Records for this exercise: Begin

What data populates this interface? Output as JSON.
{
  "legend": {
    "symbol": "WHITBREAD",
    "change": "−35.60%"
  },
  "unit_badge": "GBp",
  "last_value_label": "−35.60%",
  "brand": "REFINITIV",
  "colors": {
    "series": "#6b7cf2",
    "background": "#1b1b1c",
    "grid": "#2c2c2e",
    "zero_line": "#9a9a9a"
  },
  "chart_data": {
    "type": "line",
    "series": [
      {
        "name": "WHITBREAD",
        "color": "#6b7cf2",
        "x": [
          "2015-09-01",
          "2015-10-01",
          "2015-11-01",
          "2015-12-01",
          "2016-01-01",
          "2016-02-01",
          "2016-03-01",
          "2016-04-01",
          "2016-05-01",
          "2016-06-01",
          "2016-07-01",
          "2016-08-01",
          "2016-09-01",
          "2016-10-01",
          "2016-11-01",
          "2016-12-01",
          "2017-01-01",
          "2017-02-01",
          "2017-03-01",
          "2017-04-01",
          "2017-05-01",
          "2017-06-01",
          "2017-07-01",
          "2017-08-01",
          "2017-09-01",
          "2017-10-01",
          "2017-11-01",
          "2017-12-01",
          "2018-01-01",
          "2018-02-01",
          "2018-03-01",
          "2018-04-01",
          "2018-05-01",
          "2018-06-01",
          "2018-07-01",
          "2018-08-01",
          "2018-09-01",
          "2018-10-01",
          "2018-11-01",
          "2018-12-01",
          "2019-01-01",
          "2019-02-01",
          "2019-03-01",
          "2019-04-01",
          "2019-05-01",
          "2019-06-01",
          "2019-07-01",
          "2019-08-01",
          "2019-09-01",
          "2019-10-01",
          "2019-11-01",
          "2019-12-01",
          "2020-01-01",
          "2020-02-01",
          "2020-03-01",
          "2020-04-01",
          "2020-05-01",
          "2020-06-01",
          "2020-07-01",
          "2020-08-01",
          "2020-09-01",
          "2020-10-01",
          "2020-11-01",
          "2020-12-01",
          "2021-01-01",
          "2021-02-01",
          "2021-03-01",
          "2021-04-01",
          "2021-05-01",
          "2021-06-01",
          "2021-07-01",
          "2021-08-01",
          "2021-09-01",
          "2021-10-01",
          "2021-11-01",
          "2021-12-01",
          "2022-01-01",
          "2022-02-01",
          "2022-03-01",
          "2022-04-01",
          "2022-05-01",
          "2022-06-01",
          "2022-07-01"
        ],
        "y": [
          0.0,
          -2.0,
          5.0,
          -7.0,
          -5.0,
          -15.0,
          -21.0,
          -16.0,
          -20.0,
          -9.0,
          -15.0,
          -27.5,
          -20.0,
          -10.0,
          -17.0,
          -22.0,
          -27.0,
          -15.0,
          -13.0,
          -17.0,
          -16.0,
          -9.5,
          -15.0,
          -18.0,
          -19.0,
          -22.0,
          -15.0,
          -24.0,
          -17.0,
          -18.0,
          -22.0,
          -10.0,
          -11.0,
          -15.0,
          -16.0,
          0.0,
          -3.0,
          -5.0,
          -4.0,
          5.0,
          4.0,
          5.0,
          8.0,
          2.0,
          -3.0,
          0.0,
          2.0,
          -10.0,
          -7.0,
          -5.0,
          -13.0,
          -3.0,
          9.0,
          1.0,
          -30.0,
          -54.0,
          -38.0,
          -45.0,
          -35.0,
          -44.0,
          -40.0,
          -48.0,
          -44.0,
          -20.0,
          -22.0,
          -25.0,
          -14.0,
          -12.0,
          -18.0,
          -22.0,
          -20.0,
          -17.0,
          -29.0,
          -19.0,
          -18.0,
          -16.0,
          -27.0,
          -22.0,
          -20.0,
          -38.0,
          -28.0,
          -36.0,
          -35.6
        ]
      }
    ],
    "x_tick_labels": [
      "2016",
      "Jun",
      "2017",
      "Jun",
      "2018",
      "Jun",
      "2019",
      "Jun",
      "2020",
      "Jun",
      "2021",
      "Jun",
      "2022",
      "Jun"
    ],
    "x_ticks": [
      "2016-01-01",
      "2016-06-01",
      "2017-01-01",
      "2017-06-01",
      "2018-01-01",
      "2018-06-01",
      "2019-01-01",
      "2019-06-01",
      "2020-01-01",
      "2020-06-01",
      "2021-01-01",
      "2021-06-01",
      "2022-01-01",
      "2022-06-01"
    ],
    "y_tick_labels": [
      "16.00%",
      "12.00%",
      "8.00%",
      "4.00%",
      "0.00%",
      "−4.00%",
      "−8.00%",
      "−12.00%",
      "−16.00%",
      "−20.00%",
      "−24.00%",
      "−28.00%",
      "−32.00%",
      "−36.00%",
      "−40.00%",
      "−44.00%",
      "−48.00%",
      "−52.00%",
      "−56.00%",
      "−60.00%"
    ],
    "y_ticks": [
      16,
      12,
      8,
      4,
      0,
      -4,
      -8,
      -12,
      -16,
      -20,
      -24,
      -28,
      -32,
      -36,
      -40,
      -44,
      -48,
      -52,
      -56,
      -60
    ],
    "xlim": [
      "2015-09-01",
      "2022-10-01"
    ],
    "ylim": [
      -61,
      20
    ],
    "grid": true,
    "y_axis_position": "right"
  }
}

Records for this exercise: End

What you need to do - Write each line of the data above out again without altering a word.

Your response -
What data populates this interface? Output as JSON.
{
  "legend": {
    "symbol": "WHITBREAD",
    "change": "−35.60%"
  },
  "unit_badge": "GBp",
  "last_value_label": "−35.60%",
  "brand": "REFINITIV",
  "colors": {
    "series": "#6b7cf2",
    "background": "#1b1b1c",
    "grid": "#2c2c2e",
    "zero_line": "#9a9a9a"
  },
  "chart_data": {
    "type": "line",
    "series": [
      {
        "name": "WHITBREAD",
        "color": "#6b7cf2",
        "x": [
          "2015-09-01",
          "2015-10-01",
          "2015-11-01",
          "2015-12-01",
          "2016-01-01",
          "2016-02-01",
          "2016-03-01",
          "2016-04-01",
          "2016-05-01",
          "2016-06-01",
          "2016-07-01",
          "2016-08-01",
          "2016-09-01",
          "2016-10-01",
          "2016-11-01",
          "2016-12-01",
          "2017-01-01",
          "2017-02-01",
          "2017-03-01",
          "2017-04-01",
          "2017-05-01",
          "2017-06-01",
          "2017-07-01",
          "2017-08-01",
          "2017-09-01",
          "2017-10-01",
          "2017-11-01",
          "2017-12-01",
          "2018-01-01",
          "2018-02-01",
          "2018-03-01",
          "2018-04-01",
          "2018-05-01",
          "2018-06-01",
          "2018-07-01",
          "2018-08-01",
          "2018-09-01",
          "2018-10-01",
          "2018-11-01",
          "2018-12-01",
          "2019-01-01",
          "2019-02-01",
          "2019-03-01",
          "2019-04-01",
          "2019-05-01",
          "2019-06-01",
          "2019-07-01",
          "2019-08-01",
          "2019-09-01",
          "2019-10-01",
          "2019-11-01",
          "2019-12-01",
          "2020-01-01",
          "2020-02-01",
          "2020-03-01",
          "2020-04-01",
          "2020-05-01",
          "2020-06-01",
          "2020-07-01",
          "2020-08-01",
          "2020-09-01",
          "2020-10-01",
          "2020-11-01",
          "2020-12-01",
          "2021-01-01",
          "2021-02-01",
          "2021-03-01",
          "2021-04-01",
          "2021-05-01",
          "2021-06-01",
          "2021-07-01",
          "2021-08-01",
          "2021-09-01",
          "2021-10-01",
          "2021-11-01",
          "2021-12-01",
          "2022-01-01",
          "2022-02-01",
          "2022-03-01",
          "2022-04-01",
          "2022-05-01",
          "2022-06-01",
          "2022-07-01"
        ],
        "y": [
          0.0,
          -2.0,
          5.0,
          -7.0,
          -5.0,
          -15.0,
          -21.0,
          -16.0,
          -20.0,
          -9.0,
          -15.0,
          -27.5,
          -20.0,
          -10.0,
          -17.0,
          -22.0,
          -27.0,
          -15.0,
          -13.0,
          -17.0,
          -16.0,
          -9.5,
          -15.0,
          -18.0,
          -19.0,
          -22.0,
          -15.0,
          -24.0,
          -17.0,
          -18.0,
          -22.0,
          -10.0,
          -11.0,
          -15.0,
          -16.0,
          0.0,
          -3.0,
          -5.0,
          -4.0,
          5.0,
          4.0,
          5.0,
          8.0,
          2.0,
          -3.0,
          0.0,
          2.0,
          -10.0,
          -7.0,
          -5.0,
          -13.0,
          -3.0,
          9.0,
          1.0,
          -30.0,
          -54.0,
          -38.0,
          -45.0,
          -35.0,
          -44.0,
          -40.0,
          -48.0,
          -44.0,
          -20.0,
          -22.0,
          -25.0,
          -14.0,
          -12.0,
          -18.0,
          -22.0,
          -20.0,
          -17.0,
          -29.0,
          -19.0,
          -18.0,
          -16.0,
          -27.0,
          -22.0,
          -20.0,
          -38.0,
          -28.0,
          -36.0,
          -35.6
        ]
      }
    ],
    "x_tick_labels": [
      "2016",
      "Jun",
      "2017",
      "Jun",
      "2018",
      "Jun",
      "2019",
      "Jun",
      "2020",
      "Jun",
      "2021",
      "Jun",
      "2022",
      "Jun"
    ],
    "x_ticks": [
      "2016-01-01",
      "2016-06-01",
      "2017-01-01",
      "2017-06-01",
      "2018-01-01",
      "2018-06-01",
      "2019-01-01",
      "2019-06-01",
      "2020-01-01",
      "2020-06-01",
      "2021-01-01",
      "2021-06-01",
      "2022-01-01",
      "2022-06-01"
    ],
    "y_tick_labels": [
      "16.00%",
      "12.00%",
      "8.00%",
      "4.00%",
      "0.00%",
      "−4.00%",
      "−8.00%",
      "−12.00%",
      "−16.00%",
      "−20.00%",
      "−24.00%",
      "−28.00%",
      "−32.00%",
      "−36.00%",
      "−40.00%",
      "−44.00%",
      "−48.00%",
      "−52.00%",
      "−56.00%",
      "−60.00%"
    ],
    "y_ticks": [
      16,
      12,
      8,
      4,
      0,
      -4,
      -8,
      -12,
      -16,
      -20,
      -24,
      -28,
      -32,
      -36,
      -40,
      -44,
      -48,
      -52,
      -56,
      -60
    ],
    "xlim": [
      "2015-09-01",
      "2022-10-01"
    ],
    "ylim": [
      -61,
      20
    ],
    "grid": true,
    "y_axis_position": "right"
  }
}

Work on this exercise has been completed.